Now, I am not going to say I am in any way an expert, but I am capable of reasoning things through. I know that 1 & 2 are fundamental rights. The Canadian Charter of Rights and Freedoms guarantees the rights and freedoms set outlined in it subject only to reasonable limits under law that can be justified.

Freedom of conscience is the freedom to have, hold and act upon beliefs. That covers political beliefs. [1]

Freedom of association also incorporates opinion, thought, belief, expression, conscience, religion, communication and peaceful assembly. That covers political party membership and activity.

I have the Charter right, regardless of who my employer is, to hold and act upon my own beliefs, to associate myself with others who hold similar beliefs, to have my own opinions, and to communicate and act upon those personal opinions. If it is my fundamental right, then what justification is there for having me report on matters of conscience and association? Most importantly, what justification is there for having me report to people in a position of authority over me who I have actual and real reason to perceive as having actual and real conflict of interest with regard to my personal beliefs?

Given that there is no possibility any member of upper management in the Alberta public service right now did become management during the reign of the PC government, I would not be unreasonable to suspect my boss may be a PC supporter. It would be reasonable for me to wonder if he/she would bear my non-PC association in mind when I apply for my next promotion. That is a real potential conflict of interest.

That’s 1 & 2 in brief. What about 3?

Again, I am no expert but I am interested in privacy as a legal concept and I have a year of course work on privacy legislation informing my opinions. The main point I took away from my course work was that the key to privacy is balance. Members of a group should give up privacy only in return for a tangible benefit to society, and the two competing interests (individual and social) must be weighed carefully.

I will leave it to you to look through Canada and Alberta’s privacy legislation, but I assure you that your employers right to infringe upon your privacy ends where your personal life begins unless they can prove a significant social benefit to eroding your privacy. [2] [3] [4]

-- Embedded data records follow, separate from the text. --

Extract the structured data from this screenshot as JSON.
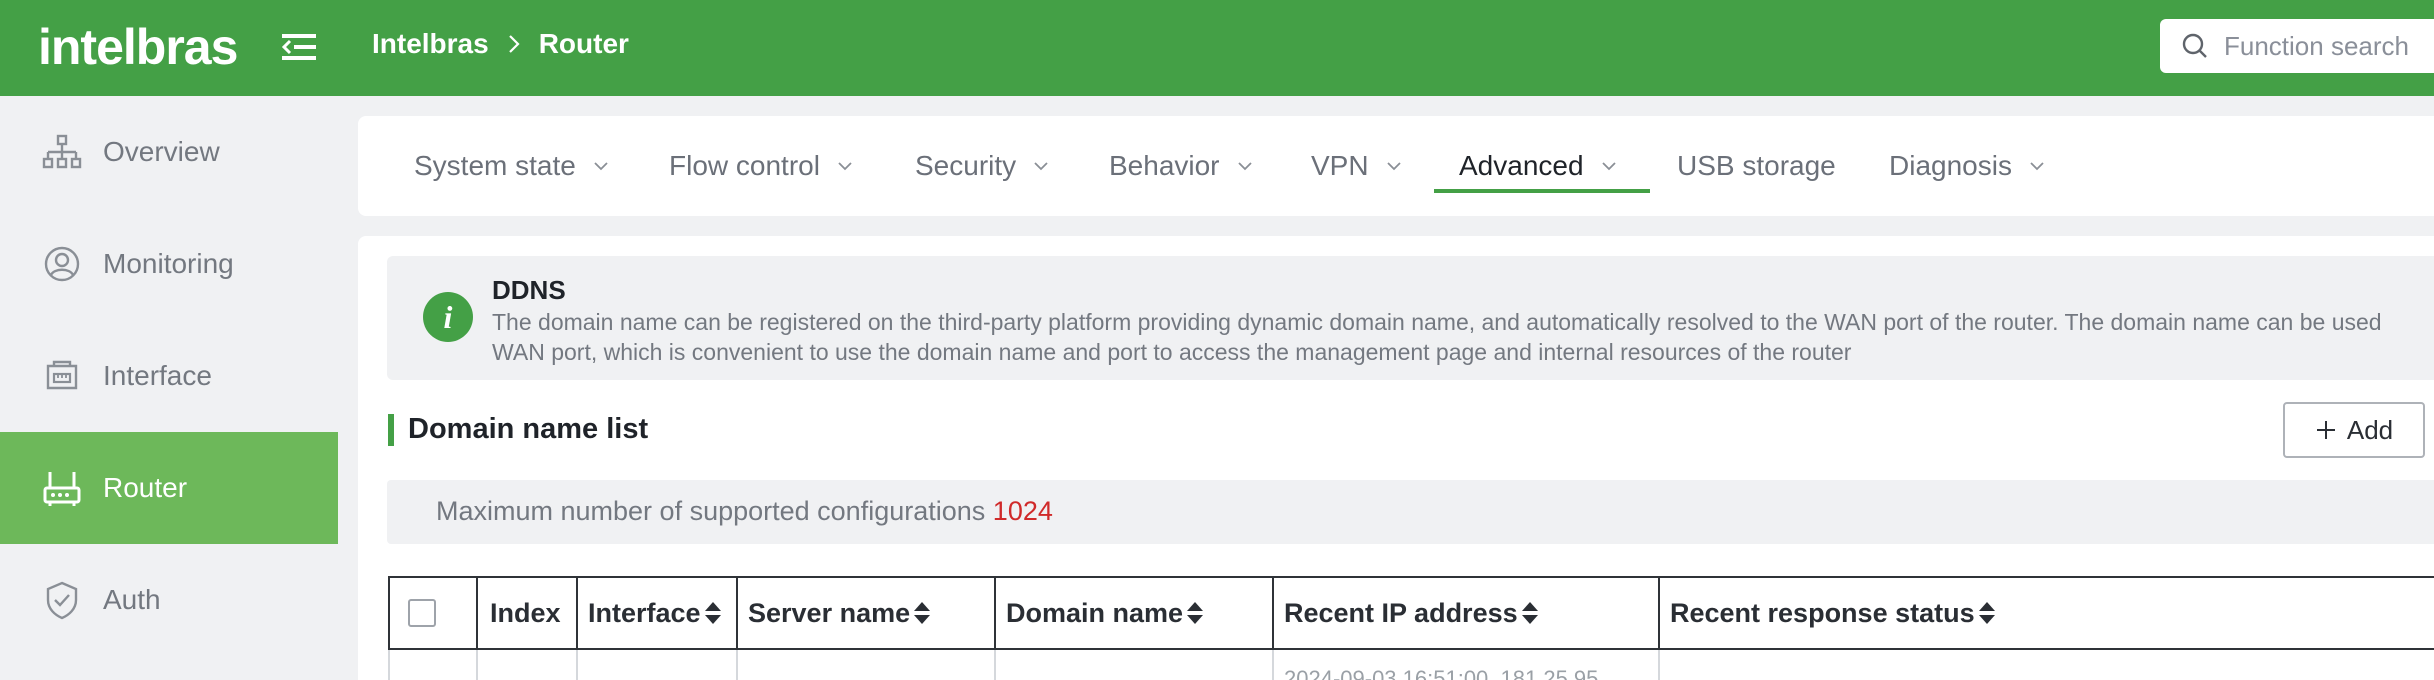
{
  "header": {
    "logo": "intelbras",
    "breadcrumb": [
      "Intelbras",
      "Router"
    ],
    "search_placeholder": "Function search",
    "accent_color": "#44a046"
  },
  "sidebar": {
    "items": [
      {
        "label": "Overview",
        "icon": "sitemap-icon",
        "active": false
      },
      {
        "label": "Monitoring",
        "icon": "user-circle-icon",
        "active": false
      },
      {
        "label": "Interface",
        "icon": "interface-icon",
        "active": false
      },
      {
        "label": "Router",
        "icon": "router-icon",
        "active": true
      },
      {
        "label": "Auth",
        "icon": "shield-check-icon",
        "active": false
      }
    ]
  },
  "tabs": [
    {
      "label": "System state",
      "dropdown": true
    },
    {
      "label": "Flow control",
      "dropdown": true
    },
    {
      "label": "Security",
      "dropdown": true
    },
    {
      "label": "Behavior",
      "dropdown": true
    },
    {
      "label": "VPN",
      "dropdown": true
    },
    {
      "label": "Advanced",
      "dropdown": true,
      "active": true
    },
    {
      "label": "USB storage",
      "dropdown": false
    },
    {
      "label": "Diagnosis",
      "dropdown": true
    }
  ],
  "info": {
    "title": "DDNS",
    "line1": "The domain name can be registered on the third-party platform providing dynamic domain name, and automatically resolved to the WAN port of the router. The domain name can be used",
    "line2": "WAN port, which is convenient to use the domain name and port to access the management page and internal resources of the router"
  },
  "section": {
    "title": "Domain name list",
    "add_label": "Add"
  },
  "max_config": {
    "text": "Maximum number of supported configurations",
    "value": "1024",
    "value_color": "#d02a2a"
  },
  "table": {
    "columns": [
      "Index",
      "Interface",
      "Server name",
      "Domain name",
      "Recent IP address",
      "Recent response status"
    ],
    "partial_row_text": "2024-09-03 16:51:00, 181.25.95"
  }
}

There is a white elephant in the room. I will lay odds this policy was drafted by some upper level bureaucrat, but that still shines a light on a systemic problem. One party has been in place for four and a half decades. The entire bureaucracy has risen through the ranks under their thumb, and this inane policy just shows how horribly acclimated the bureaucracy is to the way the PC party has chosen to govern. The PC party has chosen to govern by repressing dissent, by portraying dissenting voices as ‘left-wing nut’s’ and ‘extremists’… by making sure everyone knows they are either with them or against them.

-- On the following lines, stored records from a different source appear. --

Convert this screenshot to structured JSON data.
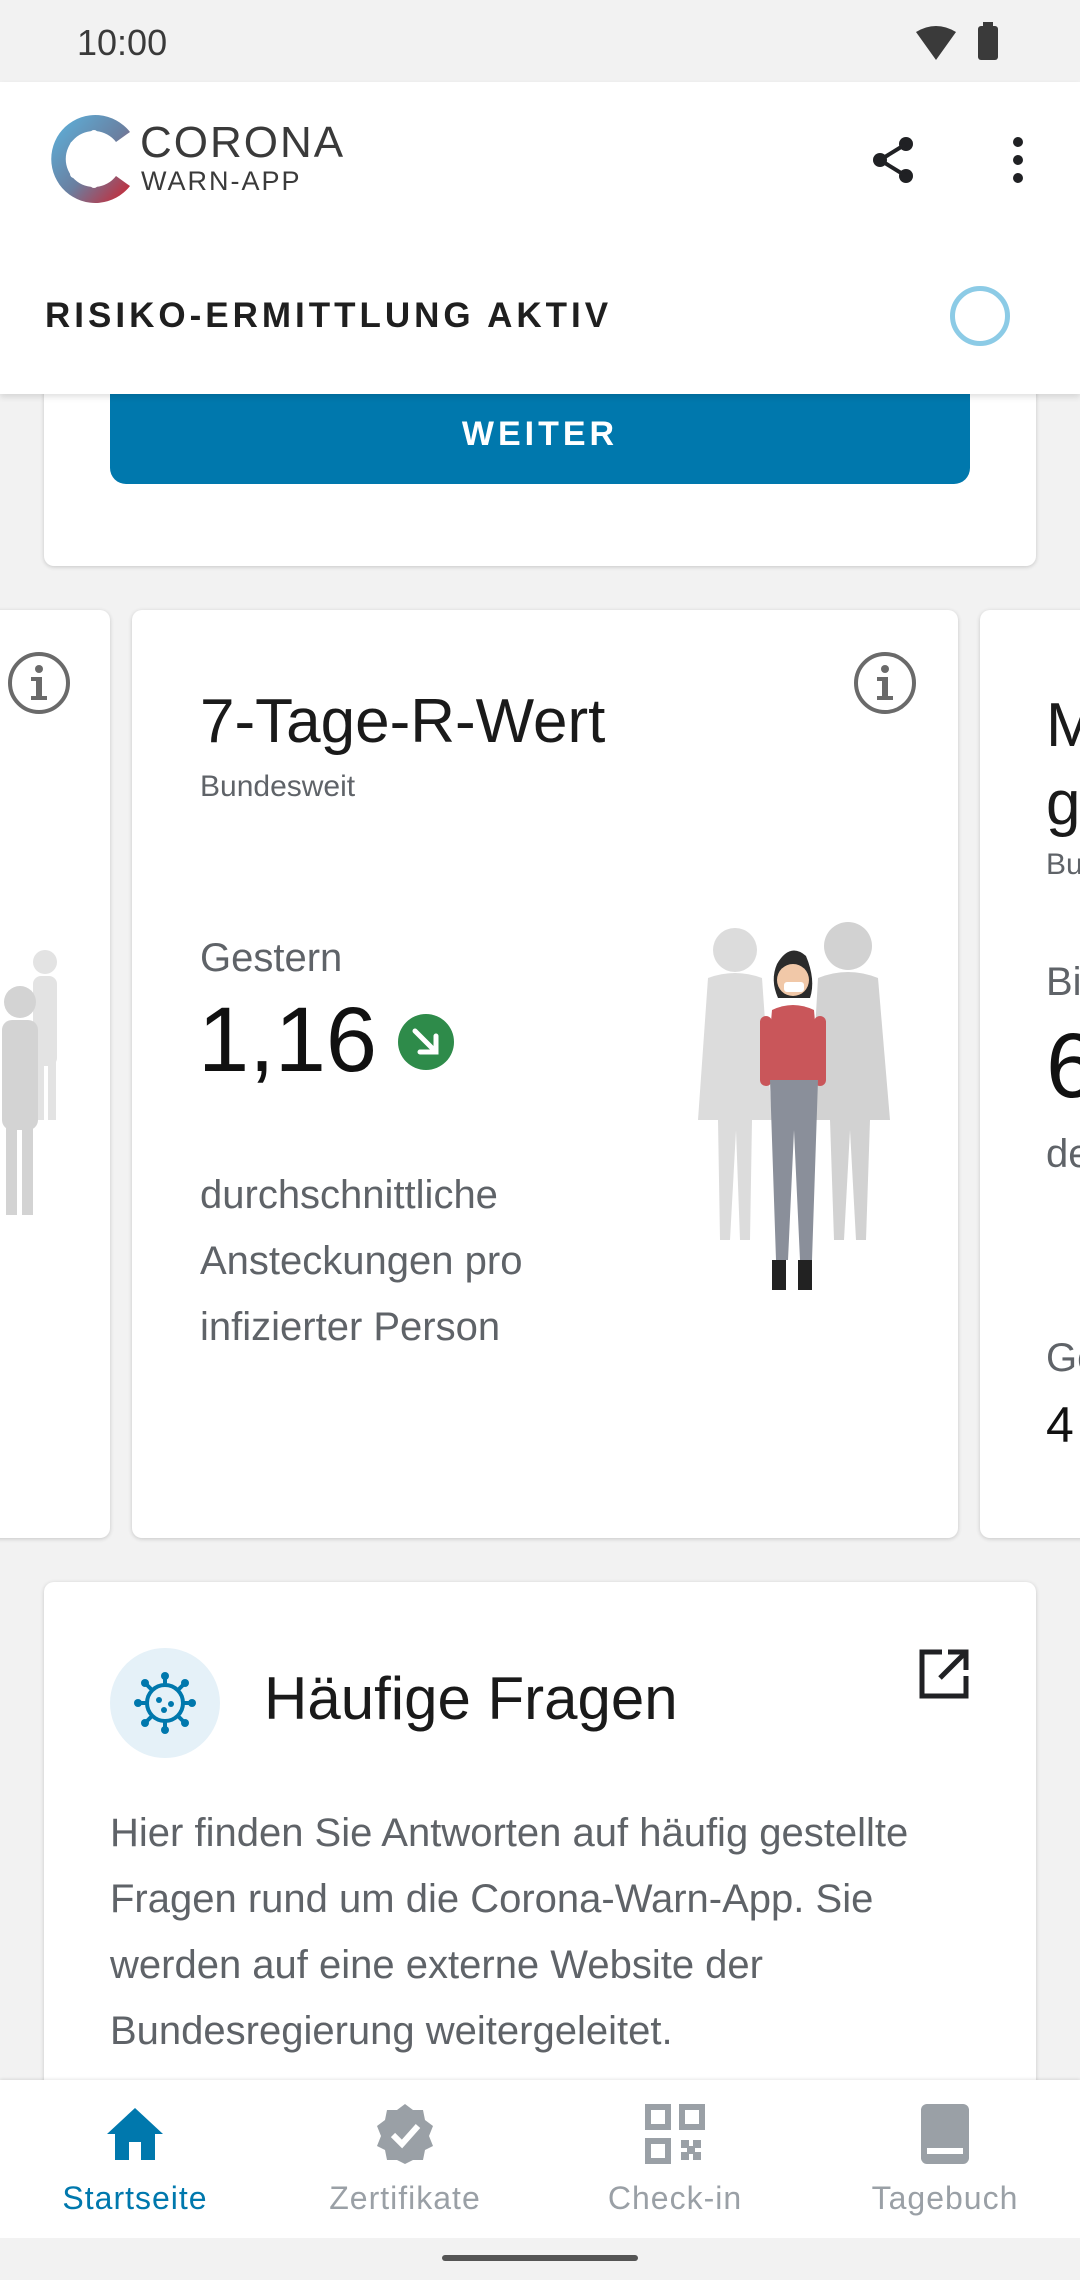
{
  "status_bar": {
    "time": "10:00"
  },
  "app": {
    "logo_title": "CORONA",
    "logo_subtitle": "WARN-APP"
  },
  "risk": {
    "label": "RISIKO-ERMITTLUNG AKTIV"
  },
  "continue_card": {
    "button_label": "WEITER"
  },
  "stats_card": {
    "title": "7-Tage-R-Wert",
    "subtitle": "Bundesweit",
    "label": "Gestern",
    "value": "1,16",
    "trend": "decreasing",
    "description": "durchschnittliche Ansteckungen pro infizierter Person"
  },
  "next_card_partial": {
    "title_line1": "M",
    "title_line2": "g",
    "subtitle": "Bu",
    "label": "Bi",
    "value": "6",
    "description": "de",
    "label2": "Ge",
    "value2": "4"
  },
  "faq_card": {
    "title": "Häufige Fragen",
    "body": "Hier finden Sie Antworten auf häufig gestellte Fragen rund um die Corona-Warn-App. Sie werden auf eine externe Website der Bundesregierung weitergeleitet."
  },
  "bottom_nav": {
    "items": [
      {
        "label": "Startseite",
        "icon": "home-icon",
        "active": true
      },
      {
        "label": "Zertifikate",
        "icon": "certificate-icon",
        "active": false
      },
      {
        "label": "Check-in",
        "icon": "qr-code-icon",
        "active": false
      },
      {
        "label": "Tagebuch",
        "icon": "diary-icon",
        "active": false
      }
    ]
  },
  "colors": {
    "primary": "#0078ad",
    "trend_green": "#2e8b4a",
    "risk_circle": "#8ccbe6"
  }
}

My reprieve came as knights in shining armour.  My beloved CBC, my beloved social media. It took only a couple hours of outrage for the errant policy to be rescinded. This was a victory. However, this arrogant sense of entitlement to the erosion of freedom to express dissenting opinion or support accountability was only a drop in the bucket, Alberta. Don’t leave the protection of progressive values to the media and twitter.

This is your power, Alberta, your infrequently exercised power. If you speak out, if you let it be known that your vote is not guaranteed, you can hold government accountable for what they do. If anyone tells you that you have no power to make progress a reality they are liars. Remember that on May 5. You decide how you will be ruled, which means in the end you make the rules. Unless, of course, you don’t vote.

[1]  http://rmcla.ca/blog/?p=252

[2] https://www.priv.gc.ca/information/index_e.asp

[3] https://www.priv.gc.ca/leg_c/r_o_a_e.asp

[4] https://www.priv.gc.ca/resource/fs-fi/02_05_d_15_e.asp

[5] http://www.servicealberta.ca/foip/legislation/foip-act.cfm

 * Written Tuesday night, scheduled for publication Wednesday morning…I write too slow…mostly because every 20 minutes or so one of my boys wanders into my office to ask what I am doing and I end up on my soapbox spewing political homilies…my poor boys